The entries below are to be duplicated exactly, with nothing left out.

Entries provided Block Start

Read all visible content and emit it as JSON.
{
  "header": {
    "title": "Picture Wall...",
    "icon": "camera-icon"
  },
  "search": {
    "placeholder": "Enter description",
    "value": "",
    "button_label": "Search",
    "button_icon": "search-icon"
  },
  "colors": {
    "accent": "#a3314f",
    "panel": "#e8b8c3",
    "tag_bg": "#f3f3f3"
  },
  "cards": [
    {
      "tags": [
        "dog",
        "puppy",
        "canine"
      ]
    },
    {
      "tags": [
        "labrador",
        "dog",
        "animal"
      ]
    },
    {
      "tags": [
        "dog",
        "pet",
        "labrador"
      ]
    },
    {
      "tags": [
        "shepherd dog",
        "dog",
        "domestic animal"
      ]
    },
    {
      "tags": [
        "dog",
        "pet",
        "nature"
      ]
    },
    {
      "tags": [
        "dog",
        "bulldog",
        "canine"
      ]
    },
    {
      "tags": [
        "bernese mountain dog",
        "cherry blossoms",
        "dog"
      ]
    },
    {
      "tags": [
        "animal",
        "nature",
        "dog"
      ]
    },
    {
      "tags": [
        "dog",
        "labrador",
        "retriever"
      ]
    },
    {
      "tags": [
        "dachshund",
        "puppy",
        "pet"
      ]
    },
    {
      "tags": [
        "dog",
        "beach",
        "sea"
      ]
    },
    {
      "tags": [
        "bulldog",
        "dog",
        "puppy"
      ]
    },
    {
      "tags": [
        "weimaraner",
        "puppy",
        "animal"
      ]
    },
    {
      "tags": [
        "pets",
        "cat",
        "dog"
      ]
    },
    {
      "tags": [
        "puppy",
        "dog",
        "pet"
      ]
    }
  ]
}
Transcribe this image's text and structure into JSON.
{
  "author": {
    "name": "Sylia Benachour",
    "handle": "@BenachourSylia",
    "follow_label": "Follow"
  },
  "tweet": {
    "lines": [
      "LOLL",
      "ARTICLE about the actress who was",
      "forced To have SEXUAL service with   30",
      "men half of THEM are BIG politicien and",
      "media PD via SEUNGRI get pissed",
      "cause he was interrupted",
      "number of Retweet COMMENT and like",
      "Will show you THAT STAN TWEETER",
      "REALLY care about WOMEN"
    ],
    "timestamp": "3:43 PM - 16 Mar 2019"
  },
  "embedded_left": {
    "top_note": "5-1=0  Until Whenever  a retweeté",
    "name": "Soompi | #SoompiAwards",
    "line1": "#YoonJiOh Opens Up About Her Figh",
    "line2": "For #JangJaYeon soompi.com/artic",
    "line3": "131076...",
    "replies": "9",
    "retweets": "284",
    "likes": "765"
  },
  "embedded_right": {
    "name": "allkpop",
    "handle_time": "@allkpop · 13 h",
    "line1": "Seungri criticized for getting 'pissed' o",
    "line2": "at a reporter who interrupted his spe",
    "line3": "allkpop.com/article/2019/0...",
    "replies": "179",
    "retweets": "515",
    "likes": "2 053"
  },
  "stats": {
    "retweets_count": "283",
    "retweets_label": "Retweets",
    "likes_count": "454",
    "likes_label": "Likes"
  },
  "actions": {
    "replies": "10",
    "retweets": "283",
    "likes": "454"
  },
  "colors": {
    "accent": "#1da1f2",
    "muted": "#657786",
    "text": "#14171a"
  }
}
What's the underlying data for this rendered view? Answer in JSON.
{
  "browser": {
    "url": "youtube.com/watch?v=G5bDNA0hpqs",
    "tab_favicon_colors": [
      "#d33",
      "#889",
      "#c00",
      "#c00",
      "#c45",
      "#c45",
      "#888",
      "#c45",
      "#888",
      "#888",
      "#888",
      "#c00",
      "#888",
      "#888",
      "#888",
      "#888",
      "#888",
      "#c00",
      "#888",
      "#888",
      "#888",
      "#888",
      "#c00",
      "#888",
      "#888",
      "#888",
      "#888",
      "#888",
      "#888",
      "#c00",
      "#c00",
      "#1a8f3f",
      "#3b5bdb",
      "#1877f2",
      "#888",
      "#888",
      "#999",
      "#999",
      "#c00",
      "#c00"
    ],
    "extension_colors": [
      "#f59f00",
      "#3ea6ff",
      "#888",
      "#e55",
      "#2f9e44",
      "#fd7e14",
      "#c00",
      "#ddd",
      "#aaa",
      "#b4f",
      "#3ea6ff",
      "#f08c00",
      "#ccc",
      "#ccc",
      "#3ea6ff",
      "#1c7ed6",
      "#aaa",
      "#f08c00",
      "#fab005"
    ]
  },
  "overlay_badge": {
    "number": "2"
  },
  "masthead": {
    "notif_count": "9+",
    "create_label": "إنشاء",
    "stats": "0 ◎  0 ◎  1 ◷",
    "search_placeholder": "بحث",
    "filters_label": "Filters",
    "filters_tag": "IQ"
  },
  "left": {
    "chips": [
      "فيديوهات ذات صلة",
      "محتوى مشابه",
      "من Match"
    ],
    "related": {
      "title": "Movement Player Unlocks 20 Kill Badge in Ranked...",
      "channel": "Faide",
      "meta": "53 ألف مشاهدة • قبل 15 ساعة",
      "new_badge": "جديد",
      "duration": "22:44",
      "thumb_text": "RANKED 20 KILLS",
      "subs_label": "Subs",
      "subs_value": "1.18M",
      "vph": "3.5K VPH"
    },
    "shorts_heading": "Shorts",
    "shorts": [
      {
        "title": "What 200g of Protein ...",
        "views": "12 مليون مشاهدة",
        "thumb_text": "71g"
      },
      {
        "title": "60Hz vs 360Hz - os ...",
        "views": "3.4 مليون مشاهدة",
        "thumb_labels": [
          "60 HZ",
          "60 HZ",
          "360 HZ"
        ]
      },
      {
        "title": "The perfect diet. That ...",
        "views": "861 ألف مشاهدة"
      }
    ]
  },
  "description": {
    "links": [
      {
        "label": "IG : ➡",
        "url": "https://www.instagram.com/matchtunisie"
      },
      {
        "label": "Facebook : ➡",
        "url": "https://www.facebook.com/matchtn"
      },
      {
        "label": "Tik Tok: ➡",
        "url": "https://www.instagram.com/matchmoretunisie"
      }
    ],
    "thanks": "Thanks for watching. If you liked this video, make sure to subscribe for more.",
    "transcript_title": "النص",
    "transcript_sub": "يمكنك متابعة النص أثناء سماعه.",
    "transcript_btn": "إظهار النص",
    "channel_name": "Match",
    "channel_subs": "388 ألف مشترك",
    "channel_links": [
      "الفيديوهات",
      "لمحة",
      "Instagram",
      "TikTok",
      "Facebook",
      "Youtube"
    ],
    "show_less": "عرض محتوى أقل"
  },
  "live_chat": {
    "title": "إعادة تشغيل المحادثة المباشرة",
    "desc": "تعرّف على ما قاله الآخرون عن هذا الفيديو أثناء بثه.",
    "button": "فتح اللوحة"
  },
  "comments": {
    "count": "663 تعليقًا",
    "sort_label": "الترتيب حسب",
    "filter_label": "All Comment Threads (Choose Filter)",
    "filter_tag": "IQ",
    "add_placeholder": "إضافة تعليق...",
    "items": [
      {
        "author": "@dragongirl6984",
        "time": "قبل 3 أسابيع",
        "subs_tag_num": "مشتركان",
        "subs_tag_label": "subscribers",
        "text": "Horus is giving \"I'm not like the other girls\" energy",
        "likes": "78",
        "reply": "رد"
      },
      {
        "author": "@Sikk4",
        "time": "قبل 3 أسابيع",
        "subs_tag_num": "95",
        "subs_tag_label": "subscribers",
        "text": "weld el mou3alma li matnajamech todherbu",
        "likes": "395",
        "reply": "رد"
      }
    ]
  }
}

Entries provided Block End

# [Answer to this exercise]
Read all visible content and emit it as JSON.
{
  "header": {
    "title": "Picture Wall...",
    "icon": "camera-icon"
  },
  "search": {
    "placeholder": "Enter description",
    "value": "",
    "button_label": "Search",
    "button_icon": "search-icon"
  },
  "colors": {
    "accent": "#a3314f",
    "panel": "#e8b8c3",
    "tag_bg": "#f3f3f3"
  },
  "cards": [
    {
      "tags": [
        "dog",
        "puppy",
        "canine"
      ]
    },
    {
      "tags": [
        "labrador",
        "dog",
        "animal"
      ]
    },
    {
      "tags": [
        "dog",
        "pet",
        "labrador"
      ]
    },
    {
      "tags": [
        "shepherd dog",
        "dog",
        "domestic animal"
      ]
    },
    {
      "tags": [
        "dog",
        "pet",
        "nature"
      ]
    },
    {
      "tags": [
        "dog",
        "bulldog",
        "canine"
      ]
    },
    {
      "tags": [
        "bernese mountain dog",
        "cherry blossoms",
        "dog"
      ]
    },
    {
      "tags": [
        "animal",
        "nature",
        "dog"
      ]
    },
    {
      "tags": [
        "dog",
        "labrador",
        "retriever"
      ]
    },
    {
      "tags": [
        "dachshund",
        "puppy",
        "pet"
      ]
    },
    {
      "tags": [
        "dog",
        "beach",
        "sea"
      ]
    },
    {
      "tags": [
        "bulldog",
        "dog",
        "puppy"
      ]
    },
    {
      "tags": [
        "weimaraner",
        "puppy",
        "animal"
      ]
    },
    {
      "tags": [
        "pets",
        "cat",
        "dog"
      ]
    },
    {
      "tags": [
        "puppy",
        "dog",
        "pet"
      ]
    }
  ]
}
Transcribe this image's text and structure into JSON.
{
  "author": {
    "name": "Sylia Benachour",
    "handle": "@BenachourSylia",
    "follow_label": "Follow"
  },
  "tweet": {
    "lines": [
      "LOLL",
      "ARTICLE about the actress who was",
      "forced To have SEXUAL service with   30",
      "men half of THEM are BIG politicien and",
      "media PD via SEUNGRI get pissed",
      "cause he was interrupted",
      "number of Retweet COMMENT and like",
      "Will show you THAT STAN TWEETER",
      "REALLY care about WOMEN"
    ],
    "timestamp": "3:43 PM - 16 Mar 2019"
  },
  "embedded_left": {
    "top_note": "5-1=0  Until Whenever  a retweeté",
    "name": "Soompi | #SoompiAwards",
    "line1": "#YoonJiOh Opens Up About Her Figh",
    "line2": "For #JangJaYeon soompi.com/artic",
    "line3": "131076...",
    "replies": "9",
    "retweets": "284",
    "likes": "765"
  },
  "embedded_right": {
    "name": "allkpop",
    "handle_time": "@allkpop · 13 h",
    "line1": "Seungri criticized for getting 'pissed' o",
    "line2": "at a reporter who interrupted his spe",
    "line3": "allkpop.com/article/2019/0...",
    "replies": "179",
    "retweets": "515",
    "likes": "2 053"
  },
  "stats": {
    "retweets_count": "283",
    "retweets_label": "Retweets",
    "likes_count": "454",
    "likes_label": "Likes"
  },
  "actions": {
    "replies": "10",
    "retweets": "283",
    "likes": "454"
  },
  "colors": {
    "accent": "#1da1f2",
    "muted": "#657786",
    "text": "#14171a"
  }
}
What's the underlying data for this rendered view? Answer in JSON.
{
  "browser": {
    "url": "youtube.com/watch?v=G5bDNA0hpqs",
    "tab_favicon_colors": [
      "#d33",
      "#889",
      "#c00",
      "#c00",
      "#c45",
      "#c45",
      "#888",
      "#c45",
      "#888",
      "#888",
      "#888",
      "#c00",
      "#888",
      "#888",
      "#888",
      "#888",
      "#888",
      "#c00",
      "#888",
      "#888",
      "#888",
      "#888",
      "#c00",
      "#888",
      "#888",
      "#888",
      "#888",
      "#888",
      "#888",
      "#c00",
      "#c00",
      "#1a8f3f",
      "#3b5bdb",
      "#1877f2",
      "#888",
      "#888",
      "#999",
      "#999",
      "#c00",
      "#c00"
    ],
    "extension_colors": [
      "#f59f00",
      "#3ea6ff",
      "#888",
      "#e55",
      "#2f9e44",
      "#fd7e14",
      "#c00",
      "#ddd",
      "#aaa",
      "#b4f",
      "#3ea6ff",
      "#f08c00",
      "#ccc",
      "#ccc",
      "#3ea6ff",
      "#1c7ed6",
      "#aaa",
      "#f08c00",
      "#fab005"
    ]
  },
  "overlay_badge": {
    "number": "2"
  },
  "masthead": {
    "notif_count": "9+",
    "create_label": "إنشاء",
    "stats": "0 ◎  0 ◎  1 ◷",
    "search_placeholder": "بحث",
    "filters_label": "Filters",
    "filters_tag": "IQ"
  },
  "left": {
    "chips": [
      "فيديوهات ذات صلة",
      "محتوى مشابه",
      "من Match"
    ],
    "related": {
      "title": "Movement Player Unlocks 20 Kill Badge in Ranked...",
      "channel": "Faide",
      "meta": "53 ألف مشاهدة • قبل 15 ساعة",
      "new_badge": "جديد",
      "duration": "22:44",
      "thumb_text": "RANKED 20 KILLS",
      "subs_label": "Subs",
      "subs_value": "1.18M",
      "vph": "3.5K VPH"
    },
    "shorts_heading": "Shorts",
    "shorts": [
      {
        "title": "What 200g of Protein ...",
        "views": "12 مليون مشاهدة",
        "thumb_text": "71g"
      },
      {
        "title": "60Hz vs 360Hz - os ...",
        "views": "3.4 مليون مشاهدة",
        "thumb_labels": [
          "60 HZ",
          "60 HZ",
          "360 HZ"
        ]
      },
      {
        "title": "The perfect diet. That ...",
        "views": "861 ألف مشاهدة"
      }
    ]
  },
  "description": {
    "links": [
      {
        "label": "IG : ➡",
        "url": "https://www.instagram.com/matchtunisie"
      },
      {
        "label": "Facebook : ➡",
        "url": "https://www.facebook.com/matchtn"
      },
      {
        "label": "Tik Tok: ➡",
        "url": "https://www.instagram.com/matchmoretunisie"
      }
    ],
    "thanks": "Thanks for watching. If you liked this video, make sure to subscribe for more.",
    "transcript_title": "النص",
    "transcript_sub": "يمكنك متابعة النص أثناء سماعه.",
    "transcript_btn": "إظهار النص",
    "channel_name": "Match",
    "channel_subs": "388 ألف مشترك",
    "channel_links": [
      "الفيديوهات",
      "لمحة",
      "Instagram",
      "TikTok",
      "Facebook",
      "Youtube"
    ],
    "show_less": "عرض محتوى أقل"
  },
  "live_chat": {
    "title": "إعادة تشغيل المحادثة المباشرة",
    "desc": "تعرّف على ما قاله الآخرون عن هذا الفيديو أثناء بثه.",
    "button": "فتح اللوحة"
  },
  "comments": {
    "count": "663 تعليقًا",
    "sort_label": "الترتيب حسب",
    "filter_label": "All Comment Threads (Choose Filter)",
    "filter_tag": "IQ",
    "add_placeholder": "إضافة تعليق...",
    "items": [
      {
        "author": "@dragongirl6984",
        "time": "قبل 3 أسابيع",
        "subs_tag_num": "مشتركان",
        "subs_tag_label": "subscribers",
        "text": "Horus is giving \"I'm not like the other girls\" energy",
        "likes": "78",
        "reply": "رد"
      },
      {
        "author": "@Sikk4",
        "time": "قبل 3 أسابيع",
        "subs_tag_num": "95",
        "subs_tag_label": "subscribers",
        "text": "weld el mou3alma li matnajamech todherbu",
        "likes": "395",
        "reply": "رد"
      }
    ]
  }
}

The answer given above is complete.